The following two and a half pages are devoted to a collection of photographs which were taken by Joseph Benson between 1902 and 1912. Born in 1874 in Barrow-in-Furness, Cumbria, Joseph was the son of a Master Mariner and himself trained as a naval architect, eventually working at the Harland and Wolff shipyard in Glasgow. Joseph was obviously a keen sailor and took several boating holidays on the Norfolk Broads during the early part of the 20th century. He passed his love of sailing onto his son, Maxwell, who was taught to sail by his father as a young boy and later went on to serve with the Royal Navy during WW2. Joseph was also a keen amateur photographer, and captured some wonderful images of Edwardian Broadland. My thanks go to Ray Arnold for taking the time to scan, edit and send the collection to me.
The first photograph is from 1902 and features the lock and lock keepers cottage at Coltishall. At this time, the navigation continued a further nine miles upriver to Aylsham and had been a well used transport route with, it is said, up to 26 wherries serving this section of the waterway at one time. As with the rest of the system, it was the coming of the railways which led to a major decline in goods being transported by river, although some holiday traffic continued to use this stretch. The major floods of August 1912 effectively closed the navigation beyond this point as all five locks, and several of the road bridges were heavily damaged or washed away in the deluge and the funding could not be found to carry out all of the necessary repair works. Although river traffic ceased at this time, the waterway was not officially abandoned until 1928.
Looking downstream towards Coltishall Lock - a wherry is making its way upriver. There was a limit on the size of vessel which could travel beyond Coltishall of a maximum of 54 ft in length with a 13ft 9” beam as far as Buxton Lamas, reducing to a 12ft 8” beam from Buxton Lamas to Aylsham, and a maximum draught of 3.5 ft. The trading wherry “Zulu” was famously trapped on the Upper Bure after the 1912 floods and was hauled manually around the obstructions on slides to enable her to get back downstream again.

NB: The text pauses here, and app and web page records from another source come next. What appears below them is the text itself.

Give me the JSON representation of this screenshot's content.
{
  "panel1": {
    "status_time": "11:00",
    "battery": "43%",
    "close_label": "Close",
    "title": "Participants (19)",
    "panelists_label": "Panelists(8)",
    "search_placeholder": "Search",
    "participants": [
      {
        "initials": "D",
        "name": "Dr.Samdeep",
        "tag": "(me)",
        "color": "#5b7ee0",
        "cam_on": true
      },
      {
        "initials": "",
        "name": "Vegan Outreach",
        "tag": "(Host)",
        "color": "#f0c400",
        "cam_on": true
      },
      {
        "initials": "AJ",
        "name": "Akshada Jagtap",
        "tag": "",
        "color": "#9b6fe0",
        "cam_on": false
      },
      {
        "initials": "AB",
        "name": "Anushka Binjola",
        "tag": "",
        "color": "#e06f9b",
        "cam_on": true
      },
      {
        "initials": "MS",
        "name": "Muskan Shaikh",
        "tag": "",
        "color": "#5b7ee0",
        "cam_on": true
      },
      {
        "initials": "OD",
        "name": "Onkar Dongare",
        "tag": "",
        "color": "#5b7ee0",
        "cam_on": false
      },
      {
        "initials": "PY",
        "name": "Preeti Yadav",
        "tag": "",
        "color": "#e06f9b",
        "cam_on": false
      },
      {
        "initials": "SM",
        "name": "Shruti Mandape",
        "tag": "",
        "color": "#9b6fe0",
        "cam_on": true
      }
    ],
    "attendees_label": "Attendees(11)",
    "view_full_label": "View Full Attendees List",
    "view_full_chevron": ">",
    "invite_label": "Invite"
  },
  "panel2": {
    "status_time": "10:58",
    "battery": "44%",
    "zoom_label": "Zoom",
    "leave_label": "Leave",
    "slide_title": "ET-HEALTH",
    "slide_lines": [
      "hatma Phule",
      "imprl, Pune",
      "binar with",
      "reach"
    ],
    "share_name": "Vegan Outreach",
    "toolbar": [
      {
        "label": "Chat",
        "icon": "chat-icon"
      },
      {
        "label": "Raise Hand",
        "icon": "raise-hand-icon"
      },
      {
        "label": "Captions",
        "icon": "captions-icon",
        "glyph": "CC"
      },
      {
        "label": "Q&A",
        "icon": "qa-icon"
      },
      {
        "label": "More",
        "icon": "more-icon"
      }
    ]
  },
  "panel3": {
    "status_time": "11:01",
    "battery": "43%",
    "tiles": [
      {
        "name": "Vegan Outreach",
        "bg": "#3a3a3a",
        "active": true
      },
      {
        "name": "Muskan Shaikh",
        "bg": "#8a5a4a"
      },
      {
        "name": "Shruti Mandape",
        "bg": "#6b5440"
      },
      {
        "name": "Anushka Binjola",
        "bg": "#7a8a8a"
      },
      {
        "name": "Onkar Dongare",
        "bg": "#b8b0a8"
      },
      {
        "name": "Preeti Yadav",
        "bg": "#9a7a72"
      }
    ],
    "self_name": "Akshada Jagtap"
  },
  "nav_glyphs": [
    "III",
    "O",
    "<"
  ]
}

An unidentified pleasure wherry, photographed by Joseph Benson in 1902 - possibly on the River Bure between Wroxham and Coltishall.
A heavily laden trading wherry being quanted at an unknown location in 1902.
Sailing on Wroxham Broad in 1902.
Another photograph taken at Wroxham Broad - the River Bure can be seen beyond.
Looking back tow where Joseph had been standing to take the previous photograph at Wroxham Broad.
An eel-catchers hut on the River Bure, also pictured in 1902. I have seen seen several photographs and postcards of the same hut from the late Victorian era and early part of the 20th century, so it seems to have been a fixture on this spot for at least 20 years.
A view of Ranworth maltings, seen on the left, looking across to Malthouse Broad c1902.
Thatched cottages at South Walsham - the photographer John Payne Jennings captured the same scene in the 1880s which was published in his book “Sun Pictures of the Norfolk Broads”.
Another Broadland cottage - possibly also taken at South Walsham?
A thatched boathouse, also pictured in 1902.
Beaumont’s Mill which stood just below Ludham Bridge on the River Ant.
This appears to have been the sailing cruiser which was hired by Joseph Benson for the 1902 holiday, pictured here on the River Ant. As yet, I have been unable to identify the craft, although in subsequent years they do seem to have hired exclusively from Ernest Collins yard at Wroxham.
This photograph of a trading wherry being quanted along a narrow stretch in 1902 looks as though it may also have been taken on the River Ant.
Joseph captured the racing at one of the regattas in 1902 - possibly Potter Heigham?
This is the yacht “America” which was built by Ernest Collins at Wroxham, and would have been fairly new at the time this photograph was taken in 1902. America was 43ft in length, with a 10ft beam, and was listed for hire in Harry Blakes 1908 yachting list at between £6 to £10 per week including two attendants.
An unknown trading wherry moored near Horsey Mere in 1902.
The first of three photographs taken on Hickling Broad by Joseph of the yacht hired by he and his companions in 1902. I can’t quite make out the name on the transom!
Another photograph taken at Hickling.
The third photograph taken at Hickling, and the final one in the collection dating from 1902.